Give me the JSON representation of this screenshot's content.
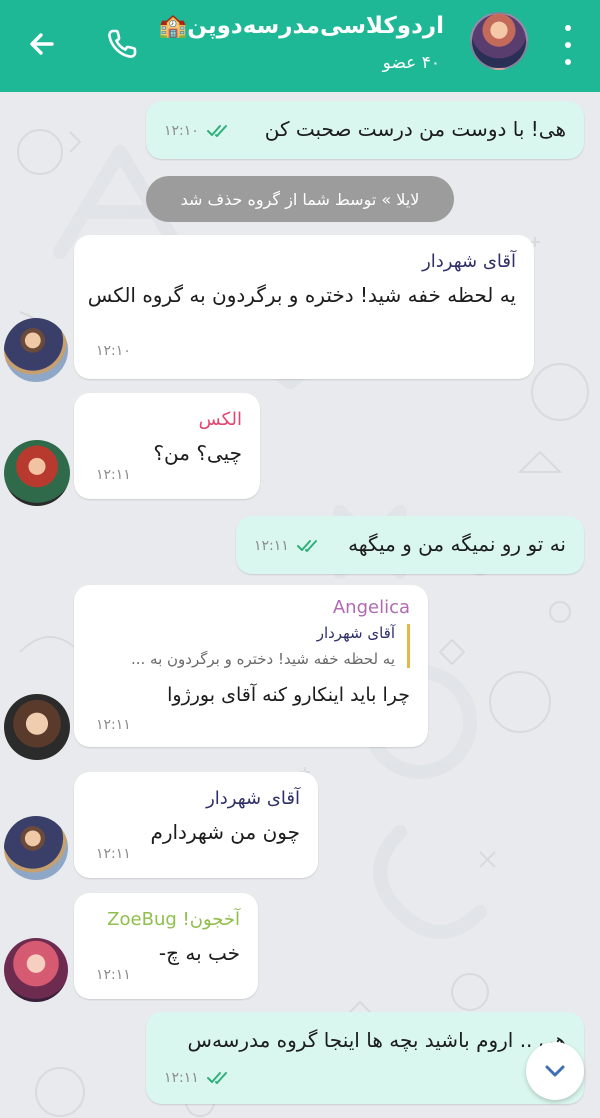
{
  "header": {
    "title": "اردوکلاسی‌مدرسه‌دوپن🏫",
    "subtitle": "۴۰ عضو",
    "colors": {
      "bar": "#1fb896"
    }
  },
  "system_message": "لایلا » توسط شما از گروه حذف شد",
  "messages": [
    {
      "type": "outgoing",
      "text": "هی! با دوست من درست صحبت کن",
      "time": "۱۲:۱۰"
    },
    {
      "type": "incoming",
      "sender": "آقای شهردار",
      "sender_color": "#2f2f6a",
      "text": "یه لحظه خفه شید! دختره و برگردون به گروه الکس",
      "time": "۱۲:۱۰"
    },
    {
      "type": "incoming",
      "sender": "الکس",
      "sender_color": "#e2456f",
      "text": "چیی؟ من؟",
      "time": "۱۲:۱۱"
    },
    {
      "type": "outgoing",
      "text": "نه تو رو نمیگه من و میگهه",
      "time": "۱۲:۱۱"
    },
    {
      "type": "incoming",
      "sender": "Angelica",
      "sender_color": "#b06ab3",
      "quote_sender": "آقای شهردار",
      "quote_text": "یه لحظه خفه شید! دختره و برگردون به ...",
      "text": "چرا باید اینکارو کنه آقای بورژوا",
      "time": "۱۲:۱۱"
    },
    {
      "type": "incoming",
      "sender": "آقای شهردار",
      "sender_color": "#2f2f6a",
      "text": "چون من شهردارم",
      "time": "۱۲:۱۱"
    },
    {
      "type": "incoming",
      "sender": "ZoeBug",
      "sender_prefix": "آخجون!",
      "sender_color": "#8fbf4a",
      "text": "خب به چ-",
      "time": "۱۲:۱۱"
    },
    {
      "type": "outgoing",
      "text": "هی .. اروم باشید بچه ها اینجا گروه مدرسه‌س",
      "time": "۱۲:۱۱"
    }
  ],
  "icons": {
    "back": "arrow-left-icon",
    "call": "phone-icon",
    "menu": "more-vertical-icon",
    "scroll": "chevron-down-icon",
    "read": "double-check-icon"
  },
  "colors": {
    "outgoing_bubble": "#d9f7ee",
    "incoming_bubble": "#ffffff",
    "read_tick": "#2fb07a"
  }
}
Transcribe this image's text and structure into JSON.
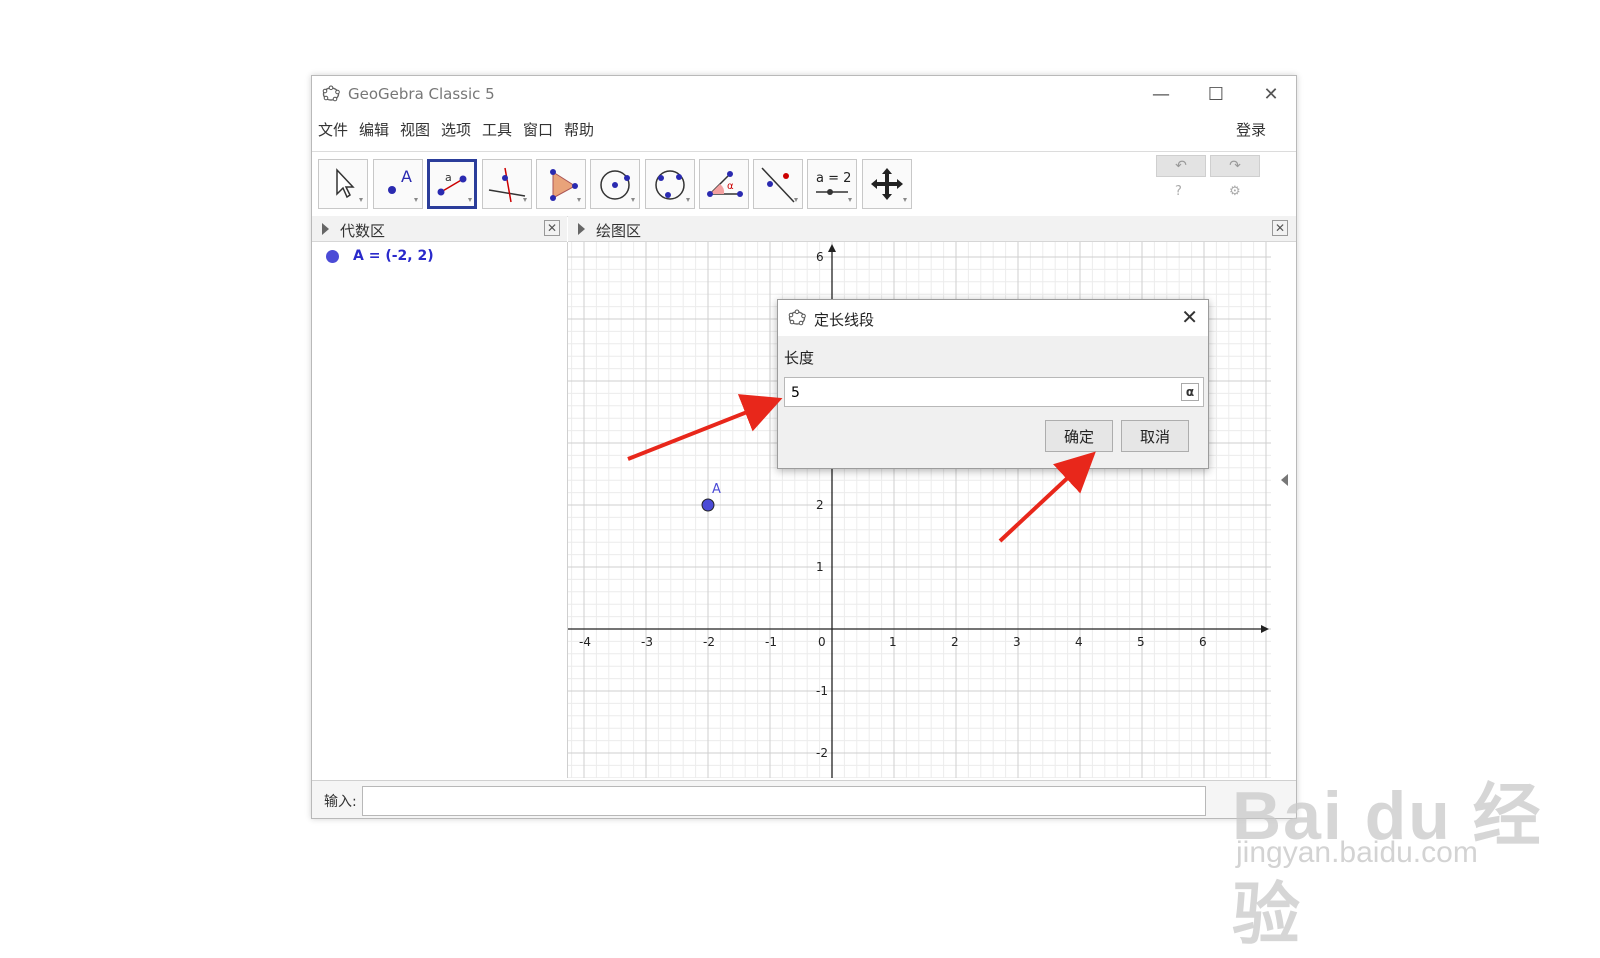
{
  "window": {
    "title": "GeoGebra Classic 5",
    "minimize": "—",
    "maximize": "☐",
    "close": "✕"
  },
  "menu": {
    "items": [
      "文件",
      "编辑",
      "视图",
      "选项",
      "工具",
      "窗口",
      "帮助"
    ],
    "login": "登录"
  },
  "toolbar": {
    "tools": [
      "move-tool",
      "point-tool",
      "segment-fixed-length-tool",
      "perpendicular-line-tool",
      "polygon-tool",
      "circle-tool",
      "conic-tool",
      "angle-tool",
      "reflect-tool",
      "slider-tool",
      "move-graphics-tool"
    ],
    "selected": "segment-fixed-length-tool",
    "slider_text": "a = 2",
    "undo_icon": "↶",
    "redo_icon": "↷",
    "help_icon": "?",
    "settings_icon": "⚙"
  },
  "algebra": {
    "title": "代数区",
    "items": [
      {
        "text": "A = (-2, 2)",
        "color": "#4b4bd6"
      }
    ]
  },
  "graphics": {
    "title": "绘图区",
    "x_ticks": [
      "-4",
      "-3",
      "-2",
      "-1",
      "0",
      "1",
      "2",
      "3",
      "4",
      "5",
      "6"
    ],
    "y_ticks": [
      "-2",
      "-1",
      "1",
      "2",
      "6"
    ],
    "point": {
      "label": "A",
      "x": -2,
      "y": 2
    }
  },
  "input": {
    "label": "输入:"
  },
  "dialog": {
    "title": "定长线段",
    "label": "长度",
    "value": "5",
    "alpha_button": "α",
    "ok": "确定",
    "cancel": "取消"
  },
  "watermark": {
    "brand": "Bai du 经验",
    "url": "jingyan.baidu.com"
  },
  "colors": {
    "accent": "#2b3d9a",
    "point": "#4b4bd6",
    "arrow": "#e8271b"
  }
}
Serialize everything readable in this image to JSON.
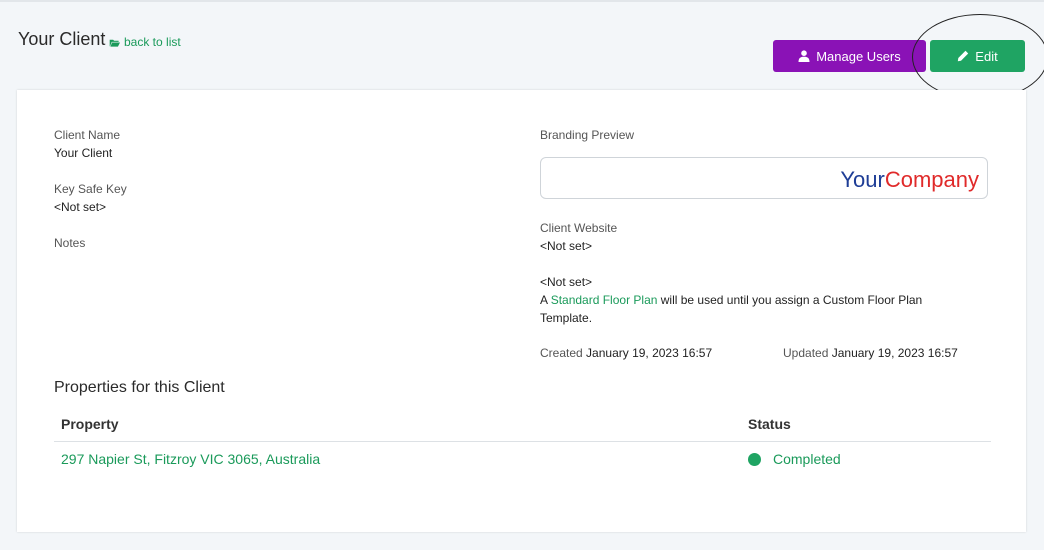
{
  "header": {
    "title": "Your Client",
    "back_label": "back to list",
    "manage_users_label": "Manage Users",
    "edit_label": "Edit"
  },
  "details": {
    "client_name_label": "Client Name",
    "client_name_value": "Your Client",
    "key_safe_label": "Key Safe Key",
    "key_safe_value": "<Not set>",
    "notes_label": "Notes",
    "branding_label": "Branding Preview",
    "brand_logo_part1": "Your",
    "brand_logo_part2": "Company",
    "website_label": "Client Website",
    "website_value": "<Not set>",
    "floor_plan_value": "<Not set>",
    "floor_plan_prefix": "A ",
    "floor_plan_link": "Standard Floor Plan",
    "floor_plan_suffix": " will be used until you assign a Custom Floor Plan Template.",
    "created_label": "Created",
    "created_value": "January 19, 2023 16:57",
    "updated_label": "Updated",
    "updated_value": "January 19, 2023 16:57"
  },
  "properties": {
    "section_title": "Properties for this Client",
    "columns": [
      "Property",
      "Status"
    ],
    "rows": [
      {
        "property": "297 Napier St, Fitzroy VIC 3065, Australia",
        "status": "Completed"
      }
    ]
  },
  "colors": {
    "accent_green": "#1fa463",
    "manage_purple": "#8a12b6",
    "brand_blue": "#1e3d96",
    "brand_red": "#e02a2a"
  },
  "icons": {
    "back": "folder-open-icon",
    "manage_users": "user-icon",
    "edit": "pencil-icon",
    "status": "status-dot-icon"
  }
}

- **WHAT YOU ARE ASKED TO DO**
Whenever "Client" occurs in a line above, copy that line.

- **OUTPUT FOR THIS TASK**
    "title": "Your Client",
    "client_name_label": "Client Name",
    "client_name_value": "Your Client",
    "website_label": "Client Website",
    "section_title": "Properties for this Client",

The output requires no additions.